Data excerpts
....................
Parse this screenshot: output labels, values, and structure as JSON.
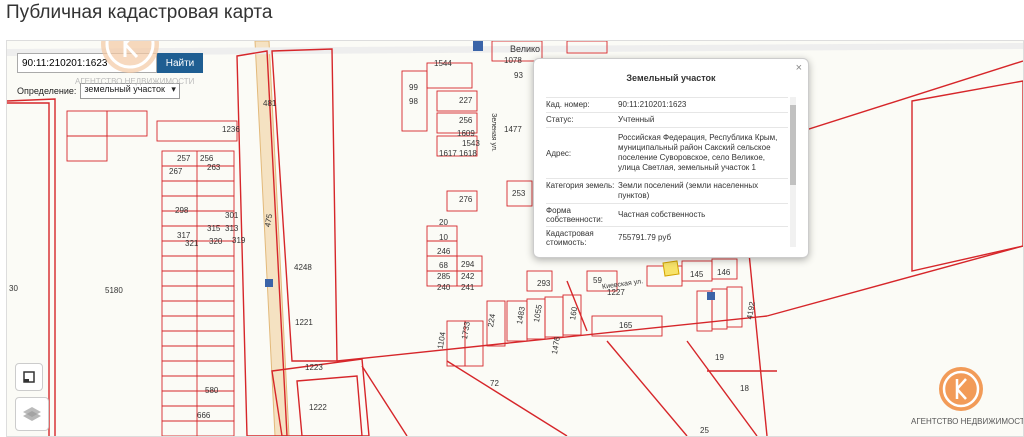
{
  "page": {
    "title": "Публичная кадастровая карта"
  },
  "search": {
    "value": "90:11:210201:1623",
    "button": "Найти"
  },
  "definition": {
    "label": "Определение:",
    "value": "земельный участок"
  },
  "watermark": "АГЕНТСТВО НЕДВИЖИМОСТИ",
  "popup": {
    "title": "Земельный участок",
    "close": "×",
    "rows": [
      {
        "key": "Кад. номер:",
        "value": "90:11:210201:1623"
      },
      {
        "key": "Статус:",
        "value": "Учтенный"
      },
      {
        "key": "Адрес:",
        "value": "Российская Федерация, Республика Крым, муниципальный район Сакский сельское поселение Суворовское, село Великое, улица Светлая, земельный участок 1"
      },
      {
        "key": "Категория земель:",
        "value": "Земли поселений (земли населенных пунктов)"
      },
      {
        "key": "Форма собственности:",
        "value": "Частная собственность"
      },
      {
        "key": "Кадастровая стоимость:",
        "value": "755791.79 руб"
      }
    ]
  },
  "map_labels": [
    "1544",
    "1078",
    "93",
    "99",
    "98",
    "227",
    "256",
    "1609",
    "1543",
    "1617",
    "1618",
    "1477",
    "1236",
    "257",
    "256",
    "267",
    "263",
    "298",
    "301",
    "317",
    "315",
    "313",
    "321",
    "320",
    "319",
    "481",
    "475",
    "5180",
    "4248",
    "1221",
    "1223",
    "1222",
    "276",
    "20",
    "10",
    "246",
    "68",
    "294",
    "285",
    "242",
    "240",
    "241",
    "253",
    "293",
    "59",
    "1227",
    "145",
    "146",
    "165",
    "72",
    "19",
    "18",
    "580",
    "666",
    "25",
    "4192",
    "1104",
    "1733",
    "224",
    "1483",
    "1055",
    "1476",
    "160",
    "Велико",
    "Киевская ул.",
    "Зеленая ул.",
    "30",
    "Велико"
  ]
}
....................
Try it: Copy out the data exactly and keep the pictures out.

Result for this task:
Parse this screenshot: output labels, values, and structure as JSON.
{
  "page": {
    "title": "Публичная кадастровая карта"
  },
  "search": {
    "value": "90:11:210201:1623",
    "button": "Найти"
  },
  "definition": {
    "label": "Определение:",
    "value": "земельный участок"
  },
  "watermark": "АГЕНТСТВО НЕДВИЖИМОСТИ",
  "popup": {
    "title": "Земельный участок",
    "close": "×",
    "rows": [
      {
        "key": "Кад. номер:",
        "value": "90:11:210201:1623"
      },
      {
        "key": "Статус:",
        "value": "Учтенный"
      },
      {
        "key": "Адрес:",
        "value": "Российская Федерация, Республика Крым, муниципальный район Сакский сельское поселение Суворовское, село Великое, улица Светлая, земельный участок 1"
      },
      {
        "key": "Категория земель:",
        "value": "Земли поселений (земли населенных пунктов)"
      },
      {
        "key": "Форма собственности:",
        "value": "Частная собственность"
      },
      {
        "key": "Кадастровая стоимость:",
        "value": "755791.79 руб"
      }
    ]
  },
  "map_labels": [
    "1544",
    "1078",
    "93",
    "99",
    "98",
    "227",
    "256",
    "1609",
    "1543",
    "1617",
    "1618",
    "1477",
    "1236",
    "257",
    "256",
    "267",
    "263",
    "298",
    "301",
    "317",
    "315",
    "313",
    "321",
    "320",
    "319",
    "481",
    "475",
    "5180",
    "4248",
    "1221",
    "1223",
    "1222",
    "276",
    "20",
    "10",
    "246",
    "68",
    "294",
    "285",
    "242",
    "240",
    "241",
    "253",
    "293",
    "59",
    "1227",
    "145",
    "146",
    "165",
    "72",
    "19",
    "18",
    "580",
    "666",
    "25",
    "4192",
    "1104",
    "1733",
    "224",
    "1483",
    "1055",
    "1476",
    "160",
    "Велико",
    "Киевская ул.",
    "Зеленая ул.",
    "30",
    "Велико"
  ]
}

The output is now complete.